"Today there is no Al Jazeera America and I'm unemployed for the first time in more than 30 years." That's the way veteran journalist Ray Suarez started his presentation to the Illinois News Broadcasters Association, about journalism now and for the next generation. "Today if a company can borrow enough money it can own an almost limitless number of radio stations and television stations.. comtent requirements are dead… you can go live from just about anywhere on planet earth.. and large numbers of Americans don't watch or listen to a newscast or read a newspaper."
Suarez was host of "Inside Story" on Al Jazeera America until it went off the air in mid-April. He spoke frankly about the network's struggles, including having to pay to be on cable systems, unlike CNN, Fox, and MSNBC which get paid to be on them, and not being allowed to put its video content online for an American audience. He also said the channel's Arabic name and branding was a problem, but he also believes people's prejudices could have been overcome with more time and exposure.

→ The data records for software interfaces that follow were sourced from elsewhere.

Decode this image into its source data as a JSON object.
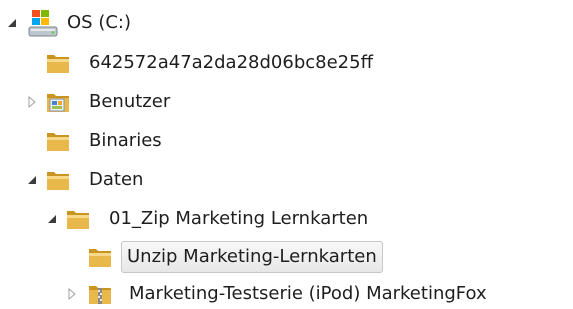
{
  "tree": {
    "items": [
      {
        "label": "OS (C:)",
        "icon": "drive-icon",
        "arrow": "expanded"
      },
      {
        "label": "642572a47a2da28d06bc8e25ff",
        "icon": "folder-icon",
        "arrow": "none"
      },
      {
        "label": "Benutzer",
        "icon": "users-folder-icon",
        "arrow": "collapsed"
      },
      {
        "label": "Binaries",
        "icon": "folder-icon",
        "arrow": "none"
      },
      {
        "label": "Daten",
        "icon": "folder-icon",
        "arrow": "expanded"
      },
      {
        "label": "01_Zip Marketing Lernkarten",
        "icon": "folder-icon",
        "arrow": "expanded"
      },
      {
        "label": "Unzip Marketing-Lernkarten",
        "icon": "folder-icon",
        "arrow": "none",
        "selected": true
      },
      {
        "label": "Marketing-Testserie (iPod) MarketingFox",
        "icon": "zip-folder-icon",
        "arrow": "collapsed"
      }
    ]
  },
  "colors": {
    "folder": "#e8b84a",
    "folder_dark": "#c99420",
    "arrow_expanded": "#3c3c3c",
    "arrow_collapsed": "#a0a0a0",
    "selection_border": "#c8c8c8"
  }
}
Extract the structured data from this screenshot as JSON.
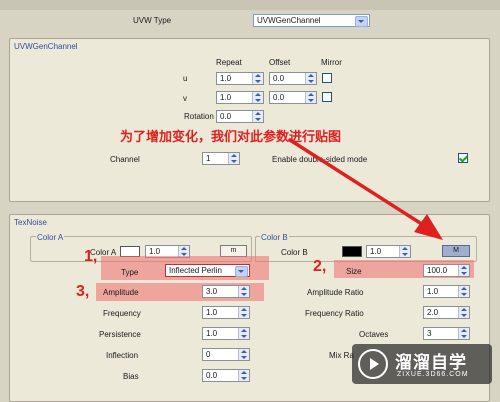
{
  "uvw_type": {
    "label": "UVW Type",
    "value": "UVWGenChannel"
  },
  "uvwgen": {
    "title": "UVWGenChannel",
    "headers": {
      "repeat": "Repeat",
      "offset": "Offset",
      "mirror": "Mirror"
    },
    "u": {
      "label": "u",
      "repeat": "1.0",
      "offset": "0.0",
      "mirror": false
    },
    "v": {
      "label": "v",
      "repeat": "1.0",
      "offset": "0.0",
      "mirror": false
    },
    "rotation": {
      "label": "Rotation",
      "value": "0.0"
    },
    "channel": {
      "label": "Channel",
      "value": "1"
    },
    "double_sided": {
      "label": "Enable double-sided mode",
      "checked": true
    }
  },
  "annotation": {
    "text": "为了增加变化，我们对此参数进行贴图",
    "step1": "1,",
    "step2": "2,",
    "step3": "3,"
  },
  "texnoise": {
    "title": "TexNoise",
    "color_a": {
      "group": "Color A",
      "label": "Color A",
      "swatch": "#ffffff",
      "value": "1.0",
      "map_button": "m"
    },
    "color_b": {
      "group": "Color B",
      "label": "Color B",
      "swatch": "#000000",
      "value": "1.0",
      "map_button": "M"
    },
    "type": {
      "label": "Type",
      "value": "Inflected Perlin"
    },
    "size": {
      "label": "Size",
      "value": "100.0"
    },
    "amplitude": {
      "label": "Amplitude",
      "value": "3.0"
    },
    "amplitude_ratio": {
      "label": "Amplitude Ratio",
      "value": "1.0"
    },
    "frequency": {
      "label": "Frequency",
      "value": "1.0"
    },
    "frequency_ratio": {
      "label": "Frequency Ratio",
      "value": "2.0"
    },
    "persistence": {
      "label": "Persistence",
      "value": "1.0"
    },
    "octaves": {
      "label": "Octaves",
      "value": "3"
    },
    "inflection": {
      "label": "Inflection",
      "value": "0"
    },
    "mix_ratio": {
      "label": "Mix Ra"
    },
    "bias": {
      "label": "Bias",
      "value": "0.0"
    }
  },
  "watermark": {
    "title": "溜溜自学",
    "url": "ZIXUE.3D66.COM"
  },
  "colors": {
    "highlight": "#f06e6e",
    "annotation": "#e02020",
    "panel_title": "#2d4fa0"
  }
}
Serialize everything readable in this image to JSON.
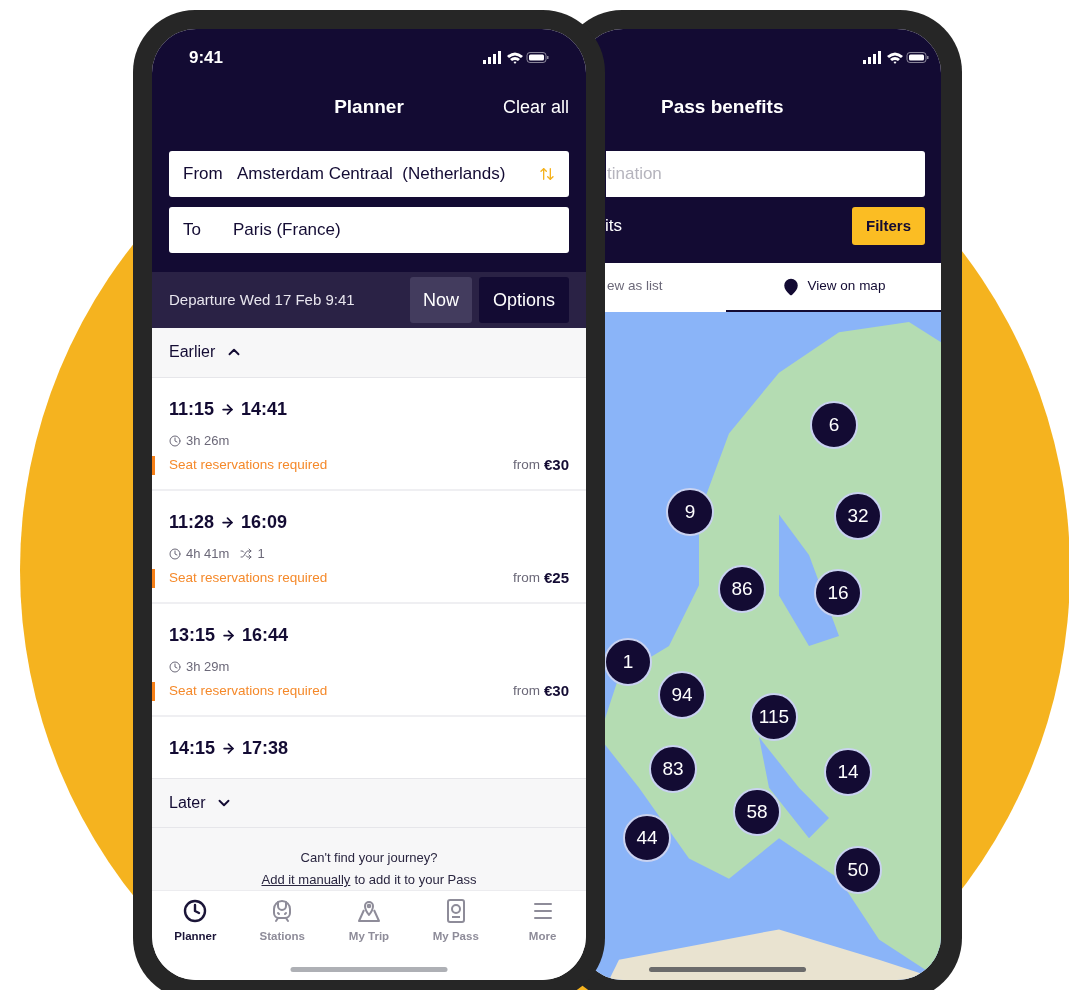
{
  "left_phone": {
    "status_bar": {
      "time": "9:41"
    },
    "header": {
      "title": "Planner",
      "action": "Clear all"
    },
    "from": {
      "label": "From",
      "value": "Amsterdam Centraal  (Netherlands)"
    },
    "to": {
      "label": "To",
      "value": "Paris (France)"
    },
    "departure": {
      "label": "Departure",
      "value": "Wed 17 Feb 9:41"
    },
    "buttons": [
      {
        "label": "Now",
        "kind": "secondary"
      },
      {
        "label": "Options",
        "kind": "primary"
      }
    ],
    "earlier": {
      "label": "Earlier",
      "expanded": true
    },
    "journeys": [
      {
        "departure": "11:15",
        "arrival": "14:41",
        "duration": "3h 26m",
        "note": "Seat reservations required",
        "price_prefix": "from",
        "price": "€30"
      },
      {
        "departure": "11:28",
        "arrival": "16:09",
        "duration": "4h 41m",
        "changes": "1",
        "note": "Seat reservations required",
        "price_prefix": "from",
        "price": "€25"
      },
      {
        "departure": "13:15",
        "arrival": "16:44",
        "duration": "3h 29m",
        "note": "Seat reservations required",
        "price_prefix": "from",
        "price": "€30"
      },
      {
        "departure": "14:15",
        "arrival": "17:38"
      }
    ],
    "later": {
      "label": "Later",
      "expanded": false
    },
    "footer": {
      "question": "Can't find your journey?",
      "link": "Add it manually",
      "rest": "to add it to your Pass"
    },
    "tab_bar": [
      {
        "label": "Planner",
        "selected": true
      },
      {
        "label": "Stations",
        "selected": false
      },
      {
        "label": "My Trip",
        "selected": false
      },
      {
        "label": "My Pass",
        "selected": false
      },
      {
        "label": "More",
        "selected": false
      }
    ]
  },
  "right_phone": {
    "title": "Pass benefits",
    "search": {
      "placeholder": "tination"
    },
    "results_label": "its",
    "filter_button": "Filters",
    "tabs": [
      {
        "label": "ew as list",
        "selected": false
      },
      {
        "label": "View on map",
        "selected": true
      }
    ],
    "map": {
      "clusters": [
        {
          "label": "6"
        },
        {
          "label": "9"
        },
        {
          "label": "32"
        },
        {
          "label": "86"
        },
        {
          "label": "16"
        },
        {
          "label": "1"
        },
        {
          "label": "94"
        },
        {
          "label": "115"
        },
        {
          "label": "83"
        },
        {
          "label": "14"
        },
        {
          "label": "58"
        },
        {
          "label": "44"
        },
        {
          "label": "50"
        }
      ]
    }
  }
}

Suarez said that although the business and the technology of broadcasting are changing rapidly, the journalist's assignment remains the same: to tell the story and provide context. He is currently exploring several options, including radio hosting, teaching and writing.